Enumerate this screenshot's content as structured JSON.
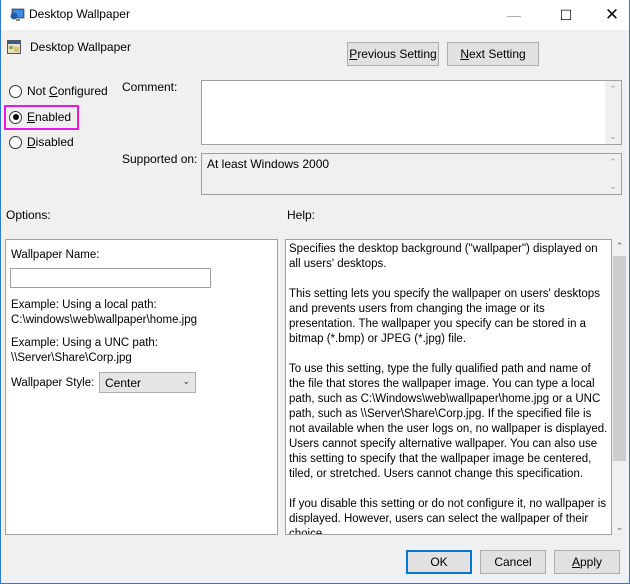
{
  "window": {
    "title": "Desktop Wallpaper",
    "controls": {
      "minimize": "—",
      "maximize": "☐",
      "close": "✕"
    }
  },
  "header": {
    "policy_title": "Desktop Wallpaper",
    "previous_setting": {
      "accel": "P",
      "rest": "revious Setting"
    },
    "next_setting": {
      "accel": "N",
      "rest": "ext Setting"
    }
  },
  "state": {
    "options": [
      {
        "pre": "Not ",
        "accel": "C",
        "rest": "onfigured",
        "checked": false
      },
      {
        "pre": "",
        "accel": "E",
        "rest": "nabled",
        "checked": true
      },
      {
        "pre": "",
        "accel": "D",
        "rest": "isabled",
        "checked": false
      }
    ],
    "highlight_color": "#ea17ea"
  },
  "comment": {
    "label": "Comment:",
    "value": ""
  },
  "supported": {
    "label": "Supported on:",
    "value": "At least Windows 2000"
  },
  "options_label": "Options:",
  "help_label": "Help:",
  "options_panel": {
    "wallpaper_name_label": "Wallpaper Name:",
    "wallpaper_name_value": "",
    "example_local_line1": "Example: Using a local path:",
    "example_local_line2": "C:\\windows\\web\\wallpaper\\home.jpg",
    "example_unc_line1": "Example: Using a UNC path:",
    "example_unc_line2": "\\\\Server\\Share\\Corp.jpg",
    "style_label": "Wallpaper Style:",
    "style_value": "Center"
  },
  "help_panel": {
    "paragraphs": [
      "Specifies the desktop background (\"wallpaper\") displayed on all users' desktops.",
      "This setting lets you specify the wallpaper on users' desktops and prevents users from changing the image or its presentation. The wallpaper you specify can be stored in a bitmap (*.bmp) or JPEG (*.jpg) file.",
      "To use this setting, type the fully qualified path and name of the file that stores the wallpaper image. You can type a local path, such as C:\\Windows\\web\\wallpaper\\home.jpg or a UNC path, such as \\\\Server\\Share\\Corp.jpg. If the specified file is not available when the user logs on, no wallpaper is displayed. Users cannot specify alternative wallpaper. You can also use this setting to specify that the wallpaper image be centered, tiled, or stretched. Users cannot change this specification.",
      "If you disable this setting or do not configure it, no wallpaper is displayed. However, users can select the wallpaper of their choice."
    ]
  },
  "footer": {
    "ok": "OK",
    "cancel": "Cancel",
    "apply": {
      "accel": "A",
      "rest": "pply"
    }
  },
  "icons": {
    "scroll_up": "⌃",
    "scroll_down": "⌄",
    "dropdown": "⌄"
  }
}
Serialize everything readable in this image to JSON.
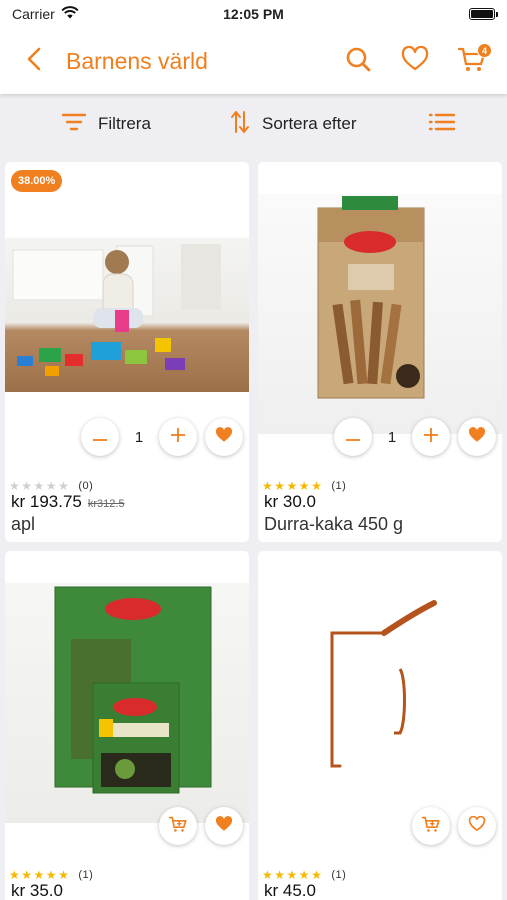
{
  "status": {
    "carrier": "Carrier",
    "time": "12:05 PM"
  },
  "header": {
    "title": "Barnens värld",
    "cart_count": "4"
  },
  "toolbar": {
    "filter_label": "Filtrera",
    "sort_label": "Sortera efter"
  },
  "colors": {
    "accent": "#f07f1f",
    "star": "#f5b800"
  },
  "products": [
    {
      "discount": "38.00%",
      "qty": "1",
      "rating_count": "(0)",
      "price": "kr 193.75",
      "old_price": "kr312.5",
      "name": "apl",
      "stars": 0
    },
    {
      "qty": "1",
      "rating_count": "(1)",
      "price": "kr 30.0",
      "name": "Durra-kaka 450 g",
      "stars": 5
    },
    {
      "rating_count": "(1)",
      "price": "kr 35.0",
      "stars": 5
    },
    {
      "rating_count": "(1)",
      "price": "kr 45.0",
      "stars": 5
    }
  ],
  "icons": [
    "back-icon",
    "search-icon",
    "heart-icon",
    "cart-icon",
    "filter-icon",
    "sort-icon",
    "list-view-icon",
    "minus-icon",
    "plus-icon",
    "add-to-cart-icon"
  ]
}
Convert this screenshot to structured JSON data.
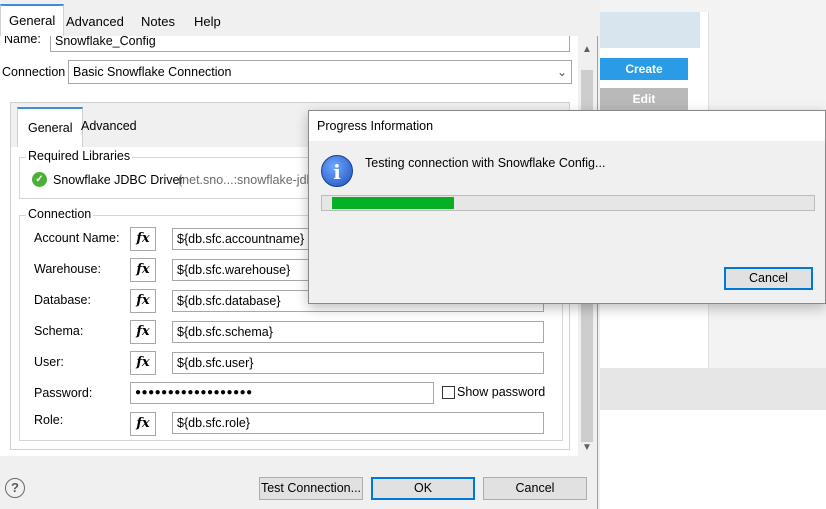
{
  "background_app": {
    "create_label": "Create",
    "edit_label": "Edit",
    "create_color": "#2a9be6"
  },
  "dialog": {
    "tabs": [
      {
        "label": "General",
        "active": true
      },
      {
        "label": "Advanced"
      },
      {
        "label": "Notes"
      },
      {
        "label": "Help"
      }
    ],
    "name_label": "Name:",
    "name_value": "Snowflake_Config",
    "connection_label": "Connection",
    "connection_value": "Basic Snowflake Connection",
    "inner_tabs": [
      {
        "label": "General",
        "active": true
      },
      {
        "label": "Advanced"
      }
    ],
    "required_libraries": {
      "title": "Required Libraries",
      "item_label": "Snowflake JDBC Driver",
      "item_detail": "(net.sno...:snowflake-jdbc"
    },
    "connection_group": {
      "title": "Connection",
      "fx_label": "fx",
      "fields": {
        "account_name": {
          "label": "Account Name:",
          "value": "${db.sfc.accountname}"
        },
        "warehouse": {
          "label": "Warehouse:",
          "value": "${db.sfc.warehouse}"
        },
        "database": {
          "label": "Database:",
          "value": "${db.sfc.database}"
        },
        "schema": {
          "label": "Schema:",
          "value": "${db.sfc.schema}"
        },
        "user": {
          "label": "User:",
          "value": "${db.sfc.user}"
        },
        "password": {
          "label": "Password:",
          "value": "●●●●●●●●●●●●●●●●●●"
        },
        "role": {
          "label": "Role:",
          "value": "${db.sfc.role}"
        }
      },
      "show_password_label": "Show password",
      "show_password_checked": false
    },
    "buttons": {
      "test_connection": "Test Connection...",
      "ok": "OK",
      "cancel": "Cancel"
    },
    "help_glyph": "?"
  },
  "progress_dialog": {
    "title": "Progress Information",
    "message": "Testing connection with Snowflake Config...",
    "info_glyph": "i",
    "progress_fraction": 0.26,
    "progress_color": "#06b025",
    "cancel_label": "Cancel"
  }
}
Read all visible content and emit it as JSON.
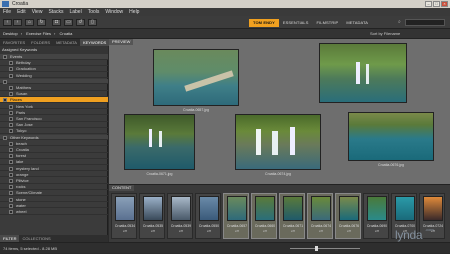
{
  "window": {
    "title": "Croatia"
  },
  "menu": [
    "File",
    "Edit",
    "View",
    "Stacks",
    "Label",
    "Tools",
    "Window",
    "Help"
  ],
  "workspaces": [
    {
      "label": "ESSENTIALS",
      "active": false
    },
    {
      "label": "FILMSTRIP",
      "active": false
    },
    {
      "label": "METADATA",
      "active": false
    }
  ],
  "workspace_active": "TOM ENDY",
  "path": [
    "Desktop",
    "Exercise Files",
    "Croatia"
  ],
  "sort_label": "Sort by Filename",
  "left_tabs": [
    "FAVORITES",
    "FOLDERS",
    "METADATA"
  ],
  "left_tab_active": "KEYWORDS",
  "keywords_header": "Assigned Keywords",
  "keywords": [
    {
      "label": "Events",
      "type": "cat"
    },
    {
      "label": "Birthday",
      "type": "item"
    },
    {
      "label": "Graduation",
      "type": "item"
    },
    {
      "label": "Wedding",
      "type": "item"
    },
    {
      "label": "",
      "type": "cat"
    },
    {
      "label": "Matthew",
      "type": "item"
    },
    {
      "label": "Susan",
      "type": "item"
    },
    {
      "label": "Places",
      "type": "sel"
    },
    {
      "label": "New York",
      "type": "item"
    },
    {
      "label": "Paris",
      "type": "item"
    },
    {
      "label": "San Francisco",
      "type": "item"
    },
    {
      "label": "San Jose",
      "type": "item"
    },
    {
      "label": "Tokyo",
      "type": "item"
    },
    {
      "label": "Other Keywords",
      "type": "cat"
    },
    {
      "label": "beach",
      "type": "item"
    },
    {
      "label": "Croatia",
      "type": "item"
    },
    {
      "label": "forest",
      "type": "item"
    },
    {
      "label": "lake",
      "type": "item"
    },
    {
      "label": "mystery land",
      "type": "item"
    },
    {
      "label": "orange",
      "type": "item"
    },
    {
      "label": "Plitvice",
      "type": "item"
    },
    {
      "label": "rocks",
      "type": "item"
    },
    {
      "label": "Scene/Climate",
      "type": "item"
    },
    {
      "label": "stone",
      "type": "item"
    },
    {
      "label": "water",
      "type": "item"
    },
    {
      "label": "wheel",
      "type": "item"
    }
  ],
  "left_bottom_tabs": [
    "FILTER",
    "COLLECTIONS"
  ],
  "preview_tab": "PREVIEW",
  "preview_captions": [
    "Croatia-0657.jpg",
    "",
    "Croatia-0671.jpg",
    "Croatia-0674.jpg",
    "Croatia-0676.jpg"
  ],
  "filmstrip_tab": "CONTENT",
  "filmstrip": [
    {
      "name": "Croatia-0534",
      "stars": "2/8"
    },
    {
      "name": "Croatia-0535",
      "stars": "2/8"
    },
    {
      "name": "Croatia-0539",
      "stars": "2/8"
    },
    {
      "name": "Croatia-0550",
      "stars": "2/8"
    },
    {
      "name": "Croatia-0657",
      "stars": "2/8"
    },
    {
      "name": "Croatia-0660",
      "stars": "2/8"
    },
    {
      "name": "Croatia-0671",
      "stars": "2/8"
    },
    {
      "name": "Croatia-0674",
      "stars": "2/8"
    },
    {
      "name": "Croatia-0676",
      "stars": "2/8"
    },
    {
      "name": "Croatia-0690",
      "stars": "2/8"
    },
    {
      "name": "Croatia-0700",
      "stars": "2/8"
    },
    {
      "name": "Croatia-0724",
      "stars": "2/8"
    }
  ],
  "selected_indices": [
    4,
    5,
    6,
    7,
    8
  ],
  "status": "74 items, 5 selected - 8.28 MB",
  "watermark": "lynda",
  "watermark_suffix": ".com",
  "colors": {
    "accent": "#f0a020"
  },
  "icons": [
    "back-icon",
    "forward-icon",
    "home-icon",
    "refresh-icon",
    "camera-icon",
    "folder-icon",
    "search-icon",
    "trash-icon",
    "rotate-icon"
  ]
}
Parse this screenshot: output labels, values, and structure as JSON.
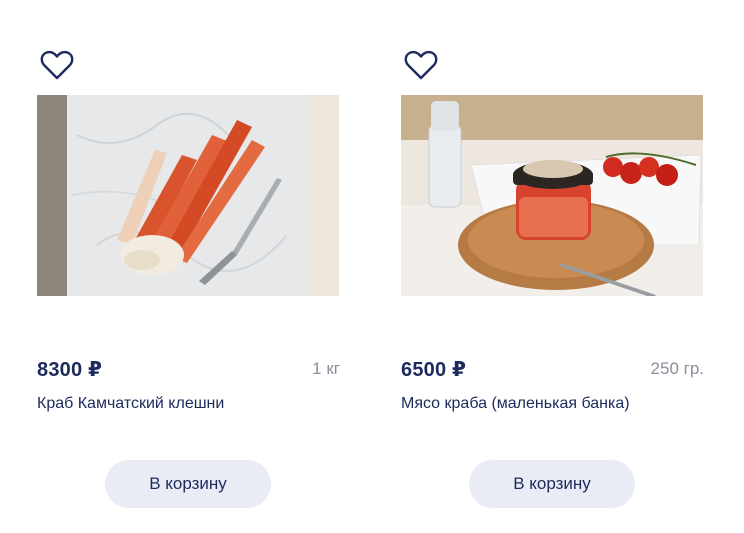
{
  "products": [
    {
      "price": "8300 ₽",
      "weight": "1 кг",
      "title": "Краб Камчатский клешни",
      "button_label": "В корзину",
      "favorite_icon": "heart-outline-icon",
      "image": "crab-legs-photo"
    },
    {
      "price": "6500 ₽",
      "weight": "250 гр.",
      "title": "Мясо краба (маленькая банка)",
      "button_label": "В корзину",
      "favorite_icon": "heart-outline-icon",
      "image": "crab-meat-jar-photo"
    }
  ],
  "colors": {
    "text_primary": "#1d2a5c",
    "text_muted": "#8a8f9c",
    "button_bg": "#e9ecf5"
  }
}
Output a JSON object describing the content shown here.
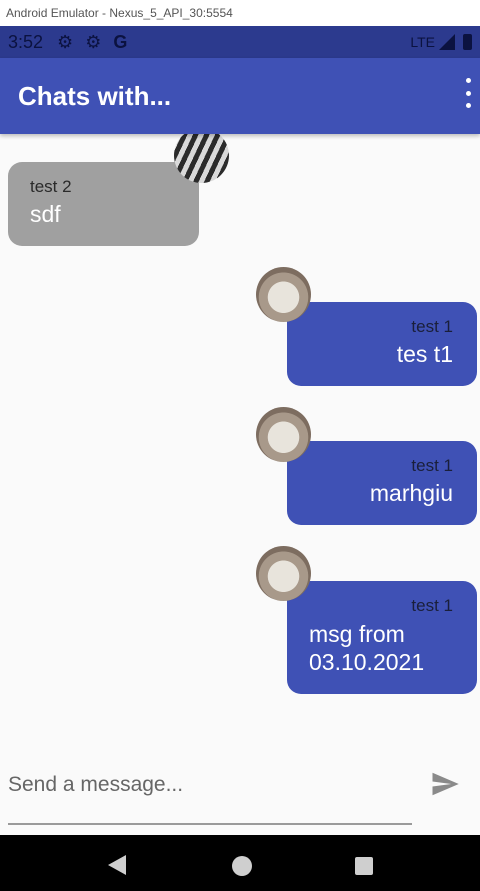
{
  "window": {
    "title": "Android Emulator - Nexus_5_API_30:5554"
  },
  "status_bar": {
    "time": "3:52",
    "network": "LTE",
    "icons": [
      "gear-icon",
      "gear-icon",
      "google-icon",
      "signal-icon",
      "battery-icon"
    ]
  },
  "app_bar": {
    "title": "Chats with...",
    "menu_icon": "overflow-menu-icon",
    "color": "#3f51b5"
  },
  "messages": [
    {
      "sender": "test 2",
      "text": "sdf",
      "direction": "incoming",
      "avatar": "zebra"
    },
    {
      "sender": "test 1",
      "text": "tes t1",
      "direction": "outgoing",
      "avatar": "dog"
    },
    {
      "sender": "test 1",
      "text": "marhgiu",
      "direction": "outgoing",
      "avatar": "dog"
    },
    {
      "sender": "test 1",
      "text": "msg from 03.10.2021",
      "direction": "outgoing",
      "avatar": "dog"
    }
  ],
  "composer": {
    "placeholder": "Send a message...",
    "value": "",
    "send_icon": "send-icon"
  },
  "colors": {
    "outgoing_bubble": "#3f51b5",
    "incoming_bubble": "#a0a0a0",
    "status_bar": "#2c3a8e"
  }
}
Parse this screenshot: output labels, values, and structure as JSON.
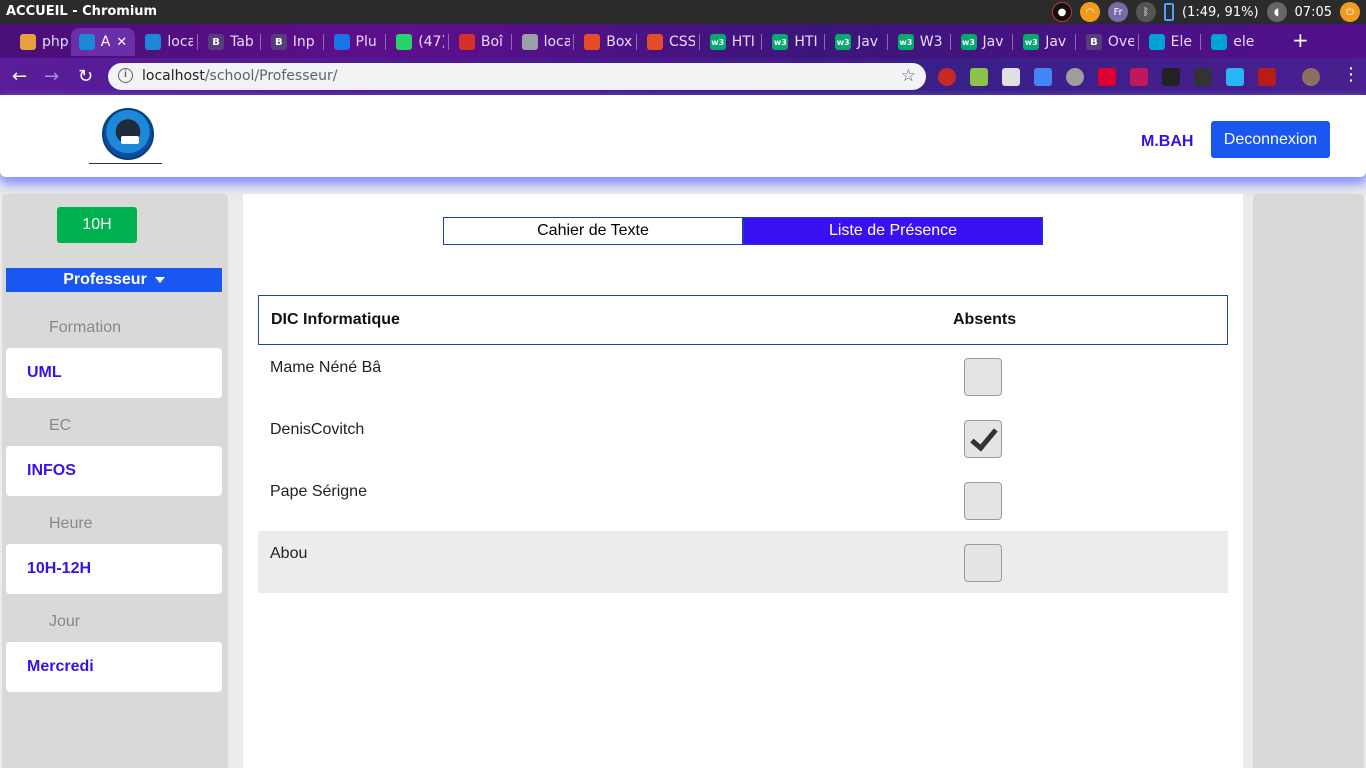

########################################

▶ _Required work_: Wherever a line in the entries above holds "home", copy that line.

▶ _Answer space_:
    "example_local_line2": "C:\\windows\\web\\wallpaper\\home.jpg",
      "To use this setting, type the fully qualified path and name of the file that stores the wallpaper image. You can type a local path, such as C:\\Windows\\web\\wallpaper\\home.jpg or a UNC path, such as \\\\Server\\Share\\Corp.jpg. If the specified file is not available when the user logs on, no wallpaper is displayed. Users cannot specify alternative wallpaper. You can also use this setting to specify that the wallpaper image be centered, tiled, or stretched. Users cannot change this specification.",
    "home-icon",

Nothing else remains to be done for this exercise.